# WORK INSTRUCTIONS
An exact copy of all the data is the required output.

# PROVIDED MATERIAL
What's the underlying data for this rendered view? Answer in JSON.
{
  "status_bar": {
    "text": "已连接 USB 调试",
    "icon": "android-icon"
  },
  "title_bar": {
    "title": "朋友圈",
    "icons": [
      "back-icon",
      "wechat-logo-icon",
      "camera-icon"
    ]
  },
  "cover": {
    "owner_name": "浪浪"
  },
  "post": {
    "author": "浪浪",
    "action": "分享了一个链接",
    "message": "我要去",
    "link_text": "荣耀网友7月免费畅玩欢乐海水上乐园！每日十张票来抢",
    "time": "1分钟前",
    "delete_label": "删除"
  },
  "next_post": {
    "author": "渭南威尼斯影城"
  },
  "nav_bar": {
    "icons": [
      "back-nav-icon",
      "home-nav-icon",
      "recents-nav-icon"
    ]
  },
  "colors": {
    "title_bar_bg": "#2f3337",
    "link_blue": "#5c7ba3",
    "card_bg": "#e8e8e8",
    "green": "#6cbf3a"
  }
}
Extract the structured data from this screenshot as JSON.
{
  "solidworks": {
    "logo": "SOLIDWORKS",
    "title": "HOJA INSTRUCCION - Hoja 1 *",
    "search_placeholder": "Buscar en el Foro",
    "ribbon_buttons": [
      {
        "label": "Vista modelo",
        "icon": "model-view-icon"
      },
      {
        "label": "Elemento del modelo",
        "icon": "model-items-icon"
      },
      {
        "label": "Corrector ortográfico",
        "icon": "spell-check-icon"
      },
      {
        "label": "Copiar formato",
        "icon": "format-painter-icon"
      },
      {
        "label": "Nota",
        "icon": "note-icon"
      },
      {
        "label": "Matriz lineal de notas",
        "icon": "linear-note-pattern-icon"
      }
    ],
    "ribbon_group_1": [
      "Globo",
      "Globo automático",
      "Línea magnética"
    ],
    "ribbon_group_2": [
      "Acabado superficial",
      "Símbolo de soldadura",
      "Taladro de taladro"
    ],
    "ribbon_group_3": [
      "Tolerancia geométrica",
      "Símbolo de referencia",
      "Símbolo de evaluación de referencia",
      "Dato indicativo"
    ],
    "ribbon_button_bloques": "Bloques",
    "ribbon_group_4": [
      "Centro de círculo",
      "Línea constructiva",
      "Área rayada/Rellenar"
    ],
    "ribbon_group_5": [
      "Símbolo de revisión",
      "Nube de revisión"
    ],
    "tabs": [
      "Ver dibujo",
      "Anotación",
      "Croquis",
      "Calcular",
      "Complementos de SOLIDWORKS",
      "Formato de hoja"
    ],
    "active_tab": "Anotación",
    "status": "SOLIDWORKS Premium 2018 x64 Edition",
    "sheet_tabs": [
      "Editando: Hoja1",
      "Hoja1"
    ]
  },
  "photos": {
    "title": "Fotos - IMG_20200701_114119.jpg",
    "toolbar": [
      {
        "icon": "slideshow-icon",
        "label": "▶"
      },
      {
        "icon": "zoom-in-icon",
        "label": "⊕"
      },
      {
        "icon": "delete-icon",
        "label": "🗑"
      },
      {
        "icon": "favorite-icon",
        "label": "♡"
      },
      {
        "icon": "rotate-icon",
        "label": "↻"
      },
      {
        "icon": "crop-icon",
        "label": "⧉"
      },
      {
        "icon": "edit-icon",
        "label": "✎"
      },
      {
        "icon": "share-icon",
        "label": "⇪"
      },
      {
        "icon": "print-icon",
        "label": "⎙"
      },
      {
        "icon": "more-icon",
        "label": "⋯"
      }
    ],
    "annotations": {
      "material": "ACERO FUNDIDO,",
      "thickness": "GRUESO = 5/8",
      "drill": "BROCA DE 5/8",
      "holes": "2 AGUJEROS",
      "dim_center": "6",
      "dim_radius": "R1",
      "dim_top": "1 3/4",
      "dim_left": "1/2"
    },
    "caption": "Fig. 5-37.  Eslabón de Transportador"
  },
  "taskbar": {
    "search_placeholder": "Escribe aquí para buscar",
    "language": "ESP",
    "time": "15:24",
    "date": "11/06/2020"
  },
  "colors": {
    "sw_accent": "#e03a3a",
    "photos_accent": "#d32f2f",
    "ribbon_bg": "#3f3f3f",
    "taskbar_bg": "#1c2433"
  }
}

# WRITTEN ANSWER
What's the underlying data for this rendered view? Answer in JSON.
{
  "status_bar": {
    "text": "已连接 USB 调试",
    "icon": "android-icon"
  },
  "title_bar": {
    "title": "朋友圈",
    "icons": [
      "back-icon",
      "wechat-logo-icon",
      "camera-icon"
    ]
  },
  "cover": {
    "owner_name": "浪浪"
  },
  "post": {
    "author": "浪浪",
    "action": "分享了一个链接",
    "message": "我要去",
    "link_text": "荣耀网友7月免费畅玩欢乐海水上乐园！每日十张票来抢",
    "time": "1分钟前",
    "delete_label": "删除"
  },
  "next_post": {
    "author": "渭南威尼斯影城"
  },
  "nav_bar": {
    "icons": [
      "back-nav-icon",
      "home-nav-icon",
      "recents-nav-icon"
    ]
  },
  "colors": {
    "title_bar_bg": "#2f3337",
    "link_blue": "#5c7ba3",
    "card_bg": "#e8e8e8",
    "green": "#6cbf3a"
  }
}
Extract the structured data from this screenshot as JSON.
{
  "solidworks": {
    "logo": "SOLIDWORKS",
    "title": "HOJA INSTRUCCION - Hoja 1 *",
    "search_placeholder": "Buscar en el Foro",
    "ribbon_buttons": [
      {
        "label": "Vista modelo",
        "icon": "model-view-icon"
      },
      {
        "label": "Elemento del modelo",
        "icon": "model-items-icon"
      },
      {
        "label": "Corrector ortográfico",
        "icon": "spell-check-icon"
      },
      {
        "label": "Copiar formato",
        "icon": "format-painter-icon"
      },
      {
        "label": "Nota",
        "icon": "note-icon"
      },
      {
        "label": "Matriz lineal de notas",
        "icon": "linear-note-pattern-icon"
      }
    ],
    "ribbon_group_1": [
      "Globo",
      "Globo automático",
      "Línea magnética"
    ],
    "ribbon_group_2": [
      "Acabado superficial",
      "Símbolo de soldadura",
      "Taladro de taladro"
    ],
    "ribbon_group_3": [
      "Tolerancia geométrica",
      "Símbolo de referencia",
      "Símbolo de evaluación de referencia",
      "Dato indicativo"
    ],
    "ribbon_button_bloques": "Bloques",
    "ribbon_group_4": [
      "Centro de círculo",
      "Línea constructiva",
      "Área rayada/Rellenar"
    ],
    "ribbon_group_5": [
      "Símbolo de revisión",
      "Nube de revisión"
    ],
    "tabs": [
      "Ver dibujo",
      "Anotación",
      "Croquis",
      "Calcular",
      "Complementos de SOLIDWORKS",
      "Formato de hoja"
    ],
    "active_tab": "Anotación",
    "status": "SOLIDWORKS Premium 2018 x64 Edition",
    "sheet_tabs": [
      "Editando: Hoja1",
      "Hoja1"
    ]
  },
  "photos": {
    "title": "Fotos - IMG_20200701_114119.jpg",
    "toolbar": [
      {
        "icon": "slideshow-icon",
        "label": "▶"
      },
      {
        "icon": "zoom-in-icon",
        "label": "⊕"
      },
      {
        "icon": "delete-icon",
        "label": "🗑"
      },
      {
        "icon": "favorite-icon",
        "label": "♡"
      },
      {
        "icon": "rotate-icon",
        "label": "↻"
      },
      {
        "icon": "crop-icon",
        "label": "⧉"
      },
      {
        "icon": "edit-icon",
        "label": "✎"
      },
      {
        "icon": "share-icon",
        "label": "⇪"
      },
      {
        "icon": "print-icon",
        "label": "⎙"
      },
      {
        "icon": "more-icon",
        "label": "⋯"
      }
    ],
    "annotations": {
      "material": "ACERO FUNDIDO,",
      "thickness": "GRUESO = 5/8",
      "drill": "BROCA DE 5/8",
      "holes": "2 AGUJEROS",
      "dim_center": "6",
      "dim_radius": "R1",
      "dim_top": "1 3/4",
      "dim_left": "1/2"
    },
    "caption": "Fig. 5-37.  Eslabón de Transportador"
  },
  "taskbar": {
    "search_placeholder": "Escribe aquí para buscar",
    "language": "ESP",
    "time": "15:24",
    "date": "11/06/2020"
  },
  "colors": {
    "sw_accent": "#e03a3a",
    "photos_accent": "#d32f2f",
    "ribbon_bg": "#3f3f3f",
    "taskbar_bg": "#1c2433"
  }
}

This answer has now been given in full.